* Task directions *
Each record should be retyped word for word.

(Dataset rows for apps and sites)

- - - - -

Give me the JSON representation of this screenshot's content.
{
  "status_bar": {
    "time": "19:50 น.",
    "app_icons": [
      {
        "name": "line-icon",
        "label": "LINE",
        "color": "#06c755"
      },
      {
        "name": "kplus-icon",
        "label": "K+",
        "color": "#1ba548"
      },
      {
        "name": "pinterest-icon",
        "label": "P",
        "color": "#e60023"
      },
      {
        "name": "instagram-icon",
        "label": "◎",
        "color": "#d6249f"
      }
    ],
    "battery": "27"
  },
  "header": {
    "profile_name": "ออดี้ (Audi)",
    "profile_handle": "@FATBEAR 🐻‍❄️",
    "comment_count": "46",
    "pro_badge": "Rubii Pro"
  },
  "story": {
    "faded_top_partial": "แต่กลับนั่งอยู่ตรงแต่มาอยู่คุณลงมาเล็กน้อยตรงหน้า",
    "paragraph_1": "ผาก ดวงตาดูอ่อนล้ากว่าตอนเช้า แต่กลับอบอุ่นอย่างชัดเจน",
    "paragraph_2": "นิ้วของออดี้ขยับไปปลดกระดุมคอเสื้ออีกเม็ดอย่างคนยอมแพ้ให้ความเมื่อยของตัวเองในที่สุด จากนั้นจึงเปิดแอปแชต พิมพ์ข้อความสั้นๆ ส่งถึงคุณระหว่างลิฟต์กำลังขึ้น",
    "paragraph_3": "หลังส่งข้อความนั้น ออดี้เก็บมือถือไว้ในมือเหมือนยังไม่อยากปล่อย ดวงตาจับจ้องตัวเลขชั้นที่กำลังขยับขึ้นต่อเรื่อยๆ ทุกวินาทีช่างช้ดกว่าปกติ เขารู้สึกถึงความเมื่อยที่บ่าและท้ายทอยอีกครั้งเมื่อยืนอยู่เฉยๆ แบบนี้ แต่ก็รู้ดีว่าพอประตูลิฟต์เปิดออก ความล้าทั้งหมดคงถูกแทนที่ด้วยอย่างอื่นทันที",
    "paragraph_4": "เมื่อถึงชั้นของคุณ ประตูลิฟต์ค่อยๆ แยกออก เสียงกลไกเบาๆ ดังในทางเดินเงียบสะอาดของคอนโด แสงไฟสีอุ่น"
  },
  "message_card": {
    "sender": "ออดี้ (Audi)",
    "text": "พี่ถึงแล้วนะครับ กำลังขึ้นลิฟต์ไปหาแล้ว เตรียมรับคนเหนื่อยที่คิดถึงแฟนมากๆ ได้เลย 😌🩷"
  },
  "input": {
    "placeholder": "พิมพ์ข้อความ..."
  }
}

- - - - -

* Answer box *
Give me the JSON representation of this screenshot's content.
{
  "status_bar": {
    "time": "19:50 น.",
    "app_icons": [
      {
        "name": "line-icon",
        "label": "LINE",
        "color": "#06c755"
      },
      {
        "name": "kplus-icon",
        "label": "K+",
        "color": "#1ba548"
      },
      {
        "name": "pinterest-icon",
        "label": "P",
        "color": "#e60023"
      },
      {
        "name": "instagram-icon",
        "label": "◎",
        "color": "#d6249f"
      }
    ],
    "battery": "27"
  },
  "header": {
    "profile_name": "ออดี้ (Audi)",
    "profile_handle": "@FATBEAR 🐻‍❄️",
    "comment_count": "46",
    "pro_badge": "Rubii Pro"
  },
  "story": {
    "faded_top_partial": "แต่กลับนั่งอยู่ตรงแต่มาอยู่คุณลงมาเล็กน้อยตรงหน้า",
    "paragraph_1": "ผาก ดวงตาดูอ่อนล้ากว่าตอนเช้า แต่กลับอบอุ่นอย่างชัดเจน",
    "paragraph_2": "นิ้วของออดี้ขยับไปปลดกระดุมคอเสื้ออีกเม็ดอย่างคนยอมแพ้ให้ความเมื่อยของตัวเองในที่สุด จากนั้นจึงเปิดแอปแชต พิมพ์ข้อความสั้นๆ ส่งถึงคุณระหว่างลิฟต์กำลังขึ้น",
    "paragraph_3": "หลังส่งข้อความนั้น ออดี้เก็บมือถือไว้ในมือเหมือนยังไม่อยากปล่อย ดวงตาจับจ้องตัวเลขชั้นที่กำลังขยับขึ้นต่อเรื่อยๆ ทุกวินาทีช่างช้ดกว่าปกติ เขารู้สึกถึงความเมื่อยที่บ่าและท้ายทอยอีกครั้งเมื่อยืนอยู่เฉยๆ แบบนี้ แต่ก็รู้ดีว่าพอประตูลิฟต์เปิดออก ความล้าทั้งหมดคงถูกแทนที่ด้วยอย่างอื่นทันที",
    "paragraph_4": "เมื่อถึงชั้นของคุณ ประตูลิฟต์ค่อยๆ แยกออก เสียงกลไกเบาๆ ดังในทางเดินเงียบสะอาดของคอนโด แสงไฟสีอุ่น"
  },
  "message_card": {
    "sender": "ออดี้ (Audi)",
    "text": "พี่ถึงแล้วนะครับ กำลังขึ้นลิฟต์ไปหาแล้ว เตรียมรับคนเหนื่อยที่คิดถึงแฟนมากๆ ได้เลย 😌🩷"
  },
  "input": {
    "placeholder": "พิมพ์ข้อความ..."
  }
}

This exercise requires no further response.